Speaking, playback and recording apps are a fantastic way to engage students and support a range of learning abilities and needs. Explicit teaching lessons can be recorded by the teacher and played back to students. These apps allowed students to watch the lesson as many times as needed. This was particularly supportive when teaching concepts in mathematics. There are many apps available that do this. We used Educreations and Showme.
Problem Solving and Strategy Games (Jenga)
Problem solving games were utilised to explicitly teach social skills and guide positive interactions with others including turn taking, winning and losing and listening and responding appropriately. Apps like Jenga were used by the LSA to guide conversation, encourage students to work in small groups and as a ‘brain break’ when students required some ‘time out’.
Curriculum and Calming Apps
We found a range of apps that supported students when accessing the curriculum. Apps that appeared ‘game or comic like’ were the most popular with year 6 students. We used both curriculum and calming apps to support student engagement in classroom tasks and for a ‘break’ if students were feeling anxious or unsettled. This also supported re-engagement and we found that students were willingly to ‘give work a go’ following the use of iPads.
The notes app was used for written tasks. Students felt confident to write without the fear of ‘getting it wrong’. The notes page also supported students with fine motor difficulties and allowed them to get their ideas down on paper. Students were confident and comfortable to take risks when writing.
This post was submitted by Calwell Primary School. If you'd like to share your school's story with us, get in touch!
This is a lesson I taught towards the end of the 2012 school year. My aim was to connect two of the Australian Curriculum general capabilities. The lesson incorporated the Information and communication (ICT) capability with the Critical and creative thinking capability. More specifically I wanted the students to communicate ideas and feedback using ICT while operating ICT.
The objective of the lesson was to develop creative thinking. Students had five exercises to work through. These activities are not new. They have been used by many teachers who engage students in thinking skill development. For further information check out Habits of Mind and Michael Pohl Thinking Keys.
- Bar key – Choose any product. Make a part bigger, add a part and remove a part. Rename your invention.

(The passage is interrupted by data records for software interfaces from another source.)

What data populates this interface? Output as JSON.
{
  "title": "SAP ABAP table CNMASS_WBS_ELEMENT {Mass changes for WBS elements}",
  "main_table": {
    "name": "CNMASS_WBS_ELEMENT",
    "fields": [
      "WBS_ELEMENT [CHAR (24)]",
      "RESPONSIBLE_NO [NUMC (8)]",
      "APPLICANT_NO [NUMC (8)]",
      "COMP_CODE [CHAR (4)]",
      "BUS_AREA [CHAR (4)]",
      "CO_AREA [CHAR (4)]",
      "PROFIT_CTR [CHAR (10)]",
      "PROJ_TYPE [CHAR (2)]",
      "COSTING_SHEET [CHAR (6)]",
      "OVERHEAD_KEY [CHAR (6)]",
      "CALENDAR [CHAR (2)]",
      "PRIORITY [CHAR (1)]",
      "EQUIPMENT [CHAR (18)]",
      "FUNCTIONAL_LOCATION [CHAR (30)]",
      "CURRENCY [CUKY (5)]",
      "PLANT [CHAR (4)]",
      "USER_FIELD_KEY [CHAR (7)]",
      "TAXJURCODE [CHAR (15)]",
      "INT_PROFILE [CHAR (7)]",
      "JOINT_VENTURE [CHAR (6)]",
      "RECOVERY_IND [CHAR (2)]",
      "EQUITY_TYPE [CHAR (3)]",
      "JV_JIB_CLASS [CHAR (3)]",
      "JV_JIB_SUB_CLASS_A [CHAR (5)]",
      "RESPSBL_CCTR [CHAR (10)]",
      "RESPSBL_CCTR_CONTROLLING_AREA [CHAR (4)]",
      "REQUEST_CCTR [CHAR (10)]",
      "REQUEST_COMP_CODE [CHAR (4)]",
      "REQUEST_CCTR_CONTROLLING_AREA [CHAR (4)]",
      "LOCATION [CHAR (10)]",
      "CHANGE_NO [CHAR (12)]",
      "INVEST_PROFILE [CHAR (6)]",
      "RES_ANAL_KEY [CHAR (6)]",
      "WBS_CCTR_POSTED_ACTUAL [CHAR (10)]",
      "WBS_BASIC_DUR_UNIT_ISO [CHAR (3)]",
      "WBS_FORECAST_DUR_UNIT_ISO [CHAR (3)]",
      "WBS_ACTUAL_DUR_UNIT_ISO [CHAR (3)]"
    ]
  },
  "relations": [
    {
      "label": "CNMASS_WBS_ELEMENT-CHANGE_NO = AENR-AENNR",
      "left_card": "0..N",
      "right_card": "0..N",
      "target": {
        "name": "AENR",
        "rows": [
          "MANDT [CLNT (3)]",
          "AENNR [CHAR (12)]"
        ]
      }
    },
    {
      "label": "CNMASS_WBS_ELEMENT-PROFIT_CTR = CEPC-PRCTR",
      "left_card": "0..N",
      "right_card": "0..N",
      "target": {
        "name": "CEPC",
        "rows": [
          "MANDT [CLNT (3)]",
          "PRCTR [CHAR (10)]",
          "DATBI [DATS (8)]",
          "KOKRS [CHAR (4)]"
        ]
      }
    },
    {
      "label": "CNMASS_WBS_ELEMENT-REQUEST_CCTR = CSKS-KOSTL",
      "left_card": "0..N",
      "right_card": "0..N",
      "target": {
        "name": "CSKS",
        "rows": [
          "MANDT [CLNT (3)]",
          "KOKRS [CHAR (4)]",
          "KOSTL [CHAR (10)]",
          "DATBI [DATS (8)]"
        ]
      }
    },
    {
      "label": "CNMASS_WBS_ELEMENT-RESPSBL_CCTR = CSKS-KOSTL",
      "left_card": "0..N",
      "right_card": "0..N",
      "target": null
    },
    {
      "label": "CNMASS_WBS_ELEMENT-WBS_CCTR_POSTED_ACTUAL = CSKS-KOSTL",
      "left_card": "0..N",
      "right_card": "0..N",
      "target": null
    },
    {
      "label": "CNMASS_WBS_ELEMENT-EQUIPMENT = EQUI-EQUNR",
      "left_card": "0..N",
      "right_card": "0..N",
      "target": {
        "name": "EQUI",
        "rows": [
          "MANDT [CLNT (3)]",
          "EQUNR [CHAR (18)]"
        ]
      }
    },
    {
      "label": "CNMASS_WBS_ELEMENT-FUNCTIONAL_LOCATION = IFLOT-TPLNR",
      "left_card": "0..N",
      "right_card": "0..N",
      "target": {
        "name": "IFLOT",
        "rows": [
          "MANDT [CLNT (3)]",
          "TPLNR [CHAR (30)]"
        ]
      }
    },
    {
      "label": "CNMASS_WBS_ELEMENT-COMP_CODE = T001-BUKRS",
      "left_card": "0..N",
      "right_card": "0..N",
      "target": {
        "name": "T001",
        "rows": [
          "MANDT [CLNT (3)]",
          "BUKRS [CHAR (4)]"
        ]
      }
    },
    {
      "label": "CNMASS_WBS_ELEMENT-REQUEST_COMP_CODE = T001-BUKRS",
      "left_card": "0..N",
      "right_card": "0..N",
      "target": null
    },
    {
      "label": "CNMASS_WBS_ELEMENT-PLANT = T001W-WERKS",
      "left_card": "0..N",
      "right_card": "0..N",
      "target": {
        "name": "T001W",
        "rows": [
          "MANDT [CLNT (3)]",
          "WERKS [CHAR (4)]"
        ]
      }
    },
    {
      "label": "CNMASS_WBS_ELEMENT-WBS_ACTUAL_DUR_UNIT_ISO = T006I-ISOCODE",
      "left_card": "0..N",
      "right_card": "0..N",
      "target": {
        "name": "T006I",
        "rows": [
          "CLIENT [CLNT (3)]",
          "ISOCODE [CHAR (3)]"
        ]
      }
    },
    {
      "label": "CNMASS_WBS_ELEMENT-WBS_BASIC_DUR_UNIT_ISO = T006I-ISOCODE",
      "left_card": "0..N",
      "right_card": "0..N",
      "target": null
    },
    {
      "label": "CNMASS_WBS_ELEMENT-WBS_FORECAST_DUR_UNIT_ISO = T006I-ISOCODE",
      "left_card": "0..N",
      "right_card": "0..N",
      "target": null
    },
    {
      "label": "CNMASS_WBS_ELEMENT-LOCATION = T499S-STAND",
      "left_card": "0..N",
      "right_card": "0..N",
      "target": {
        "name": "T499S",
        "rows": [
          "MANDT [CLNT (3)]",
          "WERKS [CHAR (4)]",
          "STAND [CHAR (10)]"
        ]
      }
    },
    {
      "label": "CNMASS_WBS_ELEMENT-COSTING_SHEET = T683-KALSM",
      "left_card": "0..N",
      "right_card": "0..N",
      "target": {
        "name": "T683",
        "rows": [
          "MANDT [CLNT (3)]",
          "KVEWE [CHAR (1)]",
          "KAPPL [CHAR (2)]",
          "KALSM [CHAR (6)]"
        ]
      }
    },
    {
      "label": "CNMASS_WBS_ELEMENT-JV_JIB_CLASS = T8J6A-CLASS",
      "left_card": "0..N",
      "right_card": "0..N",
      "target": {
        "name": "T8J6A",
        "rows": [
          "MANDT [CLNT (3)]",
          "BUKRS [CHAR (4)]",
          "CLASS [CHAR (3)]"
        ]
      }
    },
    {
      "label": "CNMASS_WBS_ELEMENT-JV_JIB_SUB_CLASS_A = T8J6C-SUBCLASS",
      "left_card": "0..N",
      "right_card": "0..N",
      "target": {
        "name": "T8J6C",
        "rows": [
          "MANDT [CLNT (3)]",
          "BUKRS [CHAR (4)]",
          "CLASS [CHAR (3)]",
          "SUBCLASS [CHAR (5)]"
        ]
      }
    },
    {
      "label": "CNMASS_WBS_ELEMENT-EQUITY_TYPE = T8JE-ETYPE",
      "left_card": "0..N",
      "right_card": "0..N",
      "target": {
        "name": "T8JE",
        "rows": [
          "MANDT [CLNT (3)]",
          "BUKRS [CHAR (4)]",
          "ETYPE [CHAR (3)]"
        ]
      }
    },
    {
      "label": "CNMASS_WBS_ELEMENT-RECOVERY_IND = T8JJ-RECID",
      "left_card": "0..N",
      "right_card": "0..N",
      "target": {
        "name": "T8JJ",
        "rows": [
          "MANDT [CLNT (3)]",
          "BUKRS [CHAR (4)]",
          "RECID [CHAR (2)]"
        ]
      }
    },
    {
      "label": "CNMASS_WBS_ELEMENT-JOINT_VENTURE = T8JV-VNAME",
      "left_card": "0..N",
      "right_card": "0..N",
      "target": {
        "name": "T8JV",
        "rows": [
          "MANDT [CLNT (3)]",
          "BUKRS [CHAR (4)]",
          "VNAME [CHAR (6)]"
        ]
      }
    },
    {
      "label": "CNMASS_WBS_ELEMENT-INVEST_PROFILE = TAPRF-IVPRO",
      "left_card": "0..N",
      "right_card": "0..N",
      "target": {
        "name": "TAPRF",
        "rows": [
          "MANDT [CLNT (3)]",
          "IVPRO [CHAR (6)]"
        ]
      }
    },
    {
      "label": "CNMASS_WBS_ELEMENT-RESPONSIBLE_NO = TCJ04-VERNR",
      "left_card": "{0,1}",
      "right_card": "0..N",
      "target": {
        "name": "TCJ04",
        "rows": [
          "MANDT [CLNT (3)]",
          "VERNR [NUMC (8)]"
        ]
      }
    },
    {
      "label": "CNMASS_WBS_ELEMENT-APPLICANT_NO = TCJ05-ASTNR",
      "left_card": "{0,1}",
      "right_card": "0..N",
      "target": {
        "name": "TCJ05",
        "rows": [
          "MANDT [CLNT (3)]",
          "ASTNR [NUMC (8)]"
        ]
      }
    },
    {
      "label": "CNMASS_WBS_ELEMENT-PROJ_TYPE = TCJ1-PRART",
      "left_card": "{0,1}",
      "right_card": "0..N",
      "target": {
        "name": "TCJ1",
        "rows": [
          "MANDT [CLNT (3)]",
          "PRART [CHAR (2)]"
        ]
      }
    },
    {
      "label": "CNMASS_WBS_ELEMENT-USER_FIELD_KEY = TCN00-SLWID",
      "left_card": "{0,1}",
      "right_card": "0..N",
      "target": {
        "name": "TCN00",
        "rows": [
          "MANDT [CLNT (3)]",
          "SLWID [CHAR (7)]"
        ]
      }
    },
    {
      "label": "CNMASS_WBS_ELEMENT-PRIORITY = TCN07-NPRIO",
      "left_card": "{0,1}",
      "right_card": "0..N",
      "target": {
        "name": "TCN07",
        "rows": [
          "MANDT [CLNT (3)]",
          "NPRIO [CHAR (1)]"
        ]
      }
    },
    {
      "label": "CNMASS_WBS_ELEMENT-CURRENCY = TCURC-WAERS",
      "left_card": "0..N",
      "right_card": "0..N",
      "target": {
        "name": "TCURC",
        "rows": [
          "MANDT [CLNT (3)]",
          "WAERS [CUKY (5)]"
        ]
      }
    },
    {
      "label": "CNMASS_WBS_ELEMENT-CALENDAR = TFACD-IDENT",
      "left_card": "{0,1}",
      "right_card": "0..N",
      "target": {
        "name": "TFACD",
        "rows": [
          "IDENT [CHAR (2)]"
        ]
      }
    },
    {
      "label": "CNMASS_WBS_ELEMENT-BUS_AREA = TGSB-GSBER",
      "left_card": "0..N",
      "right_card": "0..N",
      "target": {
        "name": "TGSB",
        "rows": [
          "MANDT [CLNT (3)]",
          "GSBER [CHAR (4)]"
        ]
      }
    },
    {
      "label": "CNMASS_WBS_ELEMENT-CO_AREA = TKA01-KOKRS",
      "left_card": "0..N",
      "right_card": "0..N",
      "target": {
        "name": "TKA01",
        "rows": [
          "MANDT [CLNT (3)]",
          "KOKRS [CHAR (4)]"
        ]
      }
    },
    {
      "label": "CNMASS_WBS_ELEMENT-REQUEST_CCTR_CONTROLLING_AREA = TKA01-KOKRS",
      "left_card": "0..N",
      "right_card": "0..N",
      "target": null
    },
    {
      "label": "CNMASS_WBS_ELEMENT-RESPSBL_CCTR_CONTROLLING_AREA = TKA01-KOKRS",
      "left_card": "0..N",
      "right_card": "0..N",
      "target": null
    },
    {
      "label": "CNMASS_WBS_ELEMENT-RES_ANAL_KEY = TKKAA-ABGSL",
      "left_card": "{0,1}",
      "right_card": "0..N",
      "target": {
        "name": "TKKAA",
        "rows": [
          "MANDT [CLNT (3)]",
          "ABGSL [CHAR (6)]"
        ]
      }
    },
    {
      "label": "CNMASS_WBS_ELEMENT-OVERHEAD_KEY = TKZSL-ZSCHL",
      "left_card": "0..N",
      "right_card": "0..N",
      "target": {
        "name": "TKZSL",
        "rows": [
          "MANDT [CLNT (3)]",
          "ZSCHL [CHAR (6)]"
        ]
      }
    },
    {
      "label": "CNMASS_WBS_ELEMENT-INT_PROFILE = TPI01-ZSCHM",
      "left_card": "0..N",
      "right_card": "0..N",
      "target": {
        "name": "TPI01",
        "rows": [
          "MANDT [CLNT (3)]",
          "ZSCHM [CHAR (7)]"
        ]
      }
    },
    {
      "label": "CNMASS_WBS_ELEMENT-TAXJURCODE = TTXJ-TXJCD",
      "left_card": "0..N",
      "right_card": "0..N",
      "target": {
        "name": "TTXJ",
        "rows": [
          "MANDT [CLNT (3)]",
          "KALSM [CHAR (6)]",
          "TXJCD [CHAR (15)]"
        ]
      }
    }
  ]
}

- Commonalities key – What are the commonalities between a toothbrush and a car?
- Question key – The answer is inventor. What are the questions? Write 3 questions.
- The reverse key – What are 10 things you think an inventor would never do?
- What if key – What if you were an inventor. What would you invent and why?
The students worked cooperatively in groups of three on a MacBook. All groups had several minutes to respond to each exercise. The responses were recorded on a blog set up on a website.
Once all groups had typed in their responses, they had the opportunity to read the other responses. They were invited to give written feedback via the blog remembering to follow cyber etiquette rules.
The students did not have difficulty using the ICT to communicate as hey had prior experience, however on occasion when emotions ran high, some students chose to call across the room to another group to give their feedback. Interesting! In fact it got quite heated at times with activity 4 as they students had very strong opinions on this.
Below is a selection of the responses for exercise 2.
This lesson developed and rehearsed their general capabilities. Working in groups led to collaboration and connection. Students could help each other with the ICT skills, the literacy and the thinking skills. It also reduced anxiety about giving answers in an online forum.
One young boy, who is generally very competitive, expressed positive delight in working with a different group of students and said he didn’t realise there were such friendly, cooperative students in our class. A great outcome for him, and a reminder that I should regularly change the composition of cooperative groups.
This post was submitted by Trish at Mawson Primary School. If you'd like to share your school's story with us, get in touch!